Last weekend, at the Sony Open, John Daly, slimmer than a steel-shafted seven iron, was in the field, competing for the first time in 2010.
In a story that has become all the norm it seems with
Big Little John, the look and talk might have changed, but the results were a lot alike: Daly missed the cut at the Sony Open, making it four of his last five tournaments without a check to show for his efforts.
But that isn't what is in question here. During the telecast for The Golf Channel, the network determined to change its image, pumped and pumped the new reality television show with Daly. Basically, the show is going to be another attempt at following Daly 2.0 (or is it 3.0? Or 4.0?) around and give us a look at who John really is.
But should they be doing this? Is this what golf fans should be wanting from their pros?
Listen, if you know me, you know I like to have a good time. Having some laughs and some beers and making a bad decision here or there isn't beyond me, and I'll never play that card like I'm better than that. With that said, however, I'm pretty sure following around a guy that has been, at times, as far from a role model as you'd want in this sport isn't exactly the perfect perception of the PGA Tour.

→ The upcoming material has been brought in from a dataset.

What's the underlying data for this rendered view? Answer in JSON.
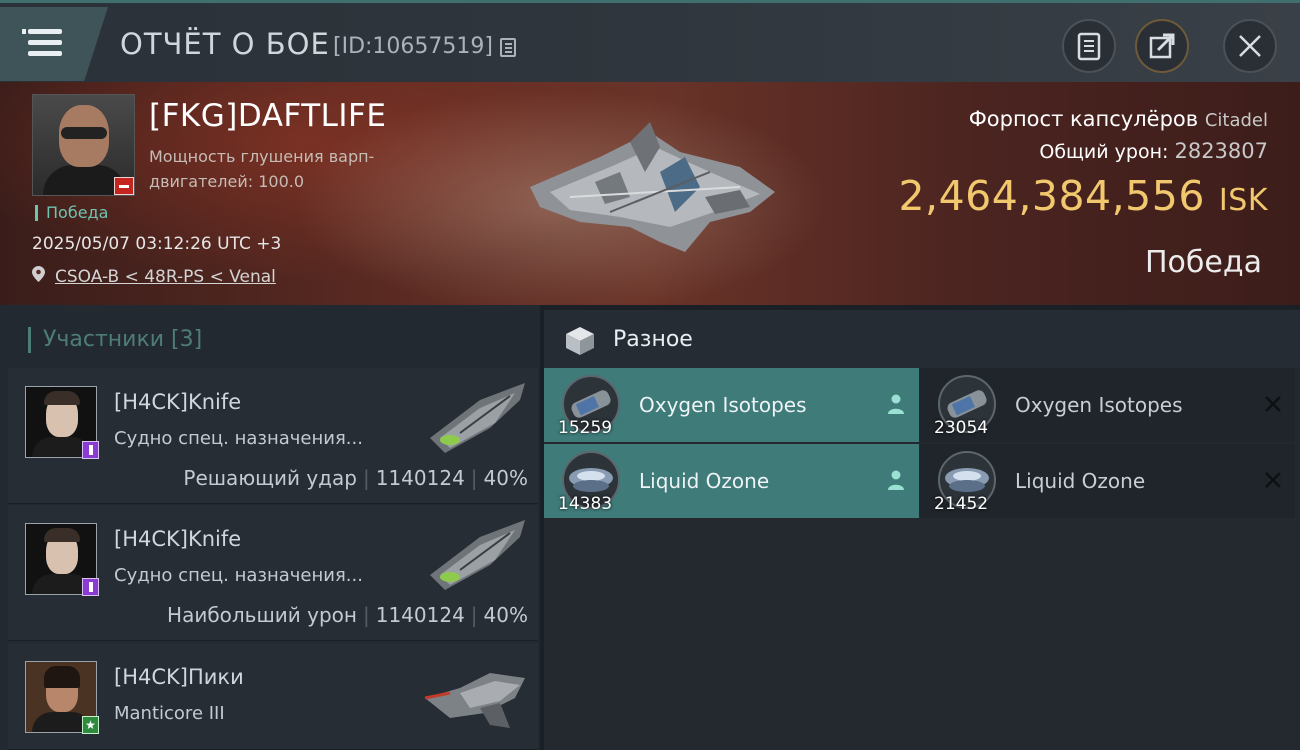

On top of all that, we are pushing this just two months after golf's golden boy, Tiger Woods, went from hero to zero faster than Daly had to add holes in his belts? The golf world more than ever needs a refresher course in image, and constantly promoting a show following the sport's quintessential bad boy seems like a disservice to what might help boost the morale of golfers, young and old.
But, as we've seen on Twitter with guys like Stewart Cink and Ian Poulter, personality can come from the least likely, and those are the type of guys that The Golf Channel should be approaching if they're going to really show life on tour.
Maybe they wouldn't do it. Maybe Daly needs the cash and enjoys the spotlight and gets to showcase some of the other things he does besides golf. It just seems that if The Golf Channel is serious about changing, and giving golf fans a real channel with real shows, rehashing a failed attempt at a Daly reality show isn't the way to go, and it isn't what the sport needs in 2010.
Let John play some good golf, contend in some events, and really focus on making birdies, and maybe that is when we could follow him around with cameras. For now, it might be best served highlighting someone new, exciting and personable.
And if Daly isn't doing all the crazy stuff that has made us all enjoy the 43-year-old throughout his career, what is really there to watch? If I want to watch someone play the guitar, I'll switch it over to VH1.